Claygate's Sally Challen may inherit her husband's estate, a judge ruled on Wednesday (May 27).

Judge Paul Matthews, who reviewed the latest development in the story, ruled that a law preventing people who kill others from inheriting their estates should not apply to Challen's case.

Judge Matthews looked at arguments regarding Challen's inheritance claim at a High Court hearing in Bristol earlier this month, before announcing his decision on Wednesday.

"The deceased's behaviour during their relationship and their marriage was by turns contemptuous, belittling, aggressive or violent," said Judge Matthews in his ruling.

"His response to any suggestion that she would divorce him was that he would limit access to their children.

"He would ignore her complaints about his behaviour or insist that she was mistaken and that she had not seen what she said she had seen," he added.

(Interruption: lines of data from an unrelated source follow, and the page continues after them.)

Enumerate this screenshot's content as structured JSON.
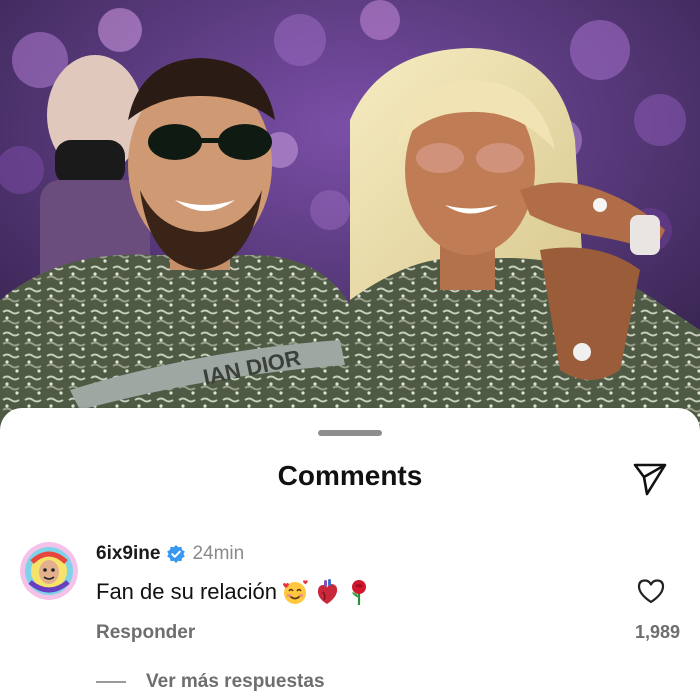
{
  "colors": {
    "accent_blue": "#3897f0",
    "text_primary": "#111111",
    "text_secondary": "#6e6e6e",
    "timestamp": "#8a8a8a",
    "sheet_bg": "#ffffff",
    "photo_crowd": "#4a2f6a"
  },
  "photo": {
    "jacket_print": "IAN DIOR"
  },
  "comments_sheet": {
    "title": "Comments",
    "share_icon": "paper-plane-icon",
    "comment": {
      "username": "6ix9ine",
      "verified_icon": "verified-badge-icon",
      "timestamp": "24min",
      "text": "Fan de su relación",
      "emojis": [
        "smiling-face-with-hearts-emoji",
        "anatomical-heart-emoji",
        "rose-emoji"
      ],
      "reply_label": "Responder",
      "like_icon": "heart-outline-icon",
      "like_count": "1,989"
    },
    "more_replies_label": "Ver más respuestas"
  }
}
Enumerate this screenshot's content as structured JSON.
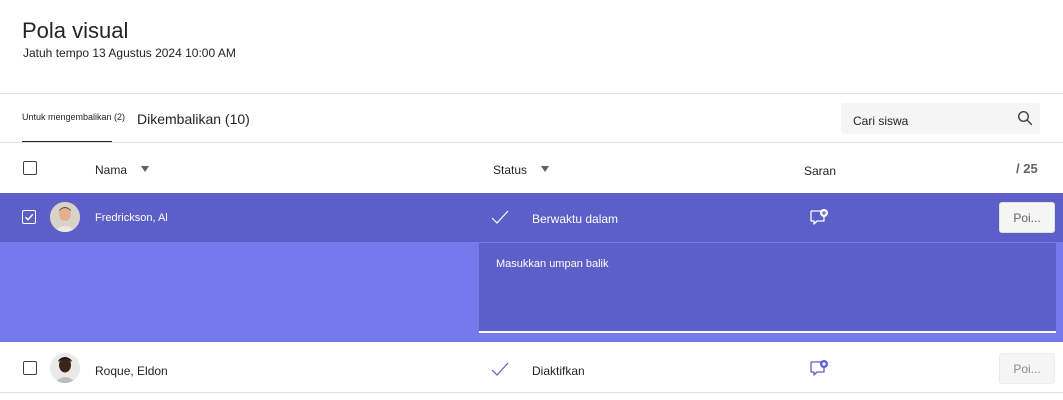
{
  "header": {
    "title": "Pola visual",
    "due": "Jatuh tempo 13 Agustus 2024 10:00 AM"
  },
  "tabs": [
    {
      "label": "Untuk mengembalikan (2)",
      "active": true
    },
    {
      "label": "Dikembalikan (10)",
      "active": false
    }
  ],
  "search": {
    "placeholder": "Cari siswa",
    "icon": "search-icon"
  },
  "columns": {
    "name": "Nama",
    "status": "Status",
    "feedback": "Saran",
    "points": "/ 25"
  },
  "students": [
    {
      "name": "Fredrickson, Al",
      "status": "Berwaktu dalam",
      "selected": true,
      "points_label": "Poi...",
      "feedback_placeholder": "Masukkan umpan balik"
    },
    {
      "name": "Roque, Eldon",
      "status": "Diaktifkan",
      "selected": false,
      "points_label": "Poi..."
    }
  ],
  "colors": {
    "accent": "#5b5fc7",
    "accent_light": "#7579eb",
    "icon_purple": "#5b5fc7"
  }
}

Challen won an appeal battle last year allowing her to walk free from prison.

Challen had been given a life term after being convicted of murder following a trial at Guildford Crown Court in summer 2011.

She killed her abusive and controlling husband Richard Challen in 2010.

She was freed last year after he conviction was reduced to manslaughter with the judge ruling that her time had thus already been served.

Judge Matthews said the "justice of this case" required that he should "disapply" the rule barring killers from inheriting their victim's estate.

The judge said every case had to be decided on its merits and not all victims of coercive control would necessarily be able to inherit.

He added: "I emphasise that the facts of this terrible case are so extraordinary, with such a fatal combination of conditions and events, that I would not expect them easily to be replicated in any other."

Richard Challen had left no will and a major asset, the home the Challens shared, had been jointly owned.

The judge said his decision would mean that Sally Challen herself, not the couple's sons, would inherit.

The rulings means she will also be exempt from inheritance tax on the estate.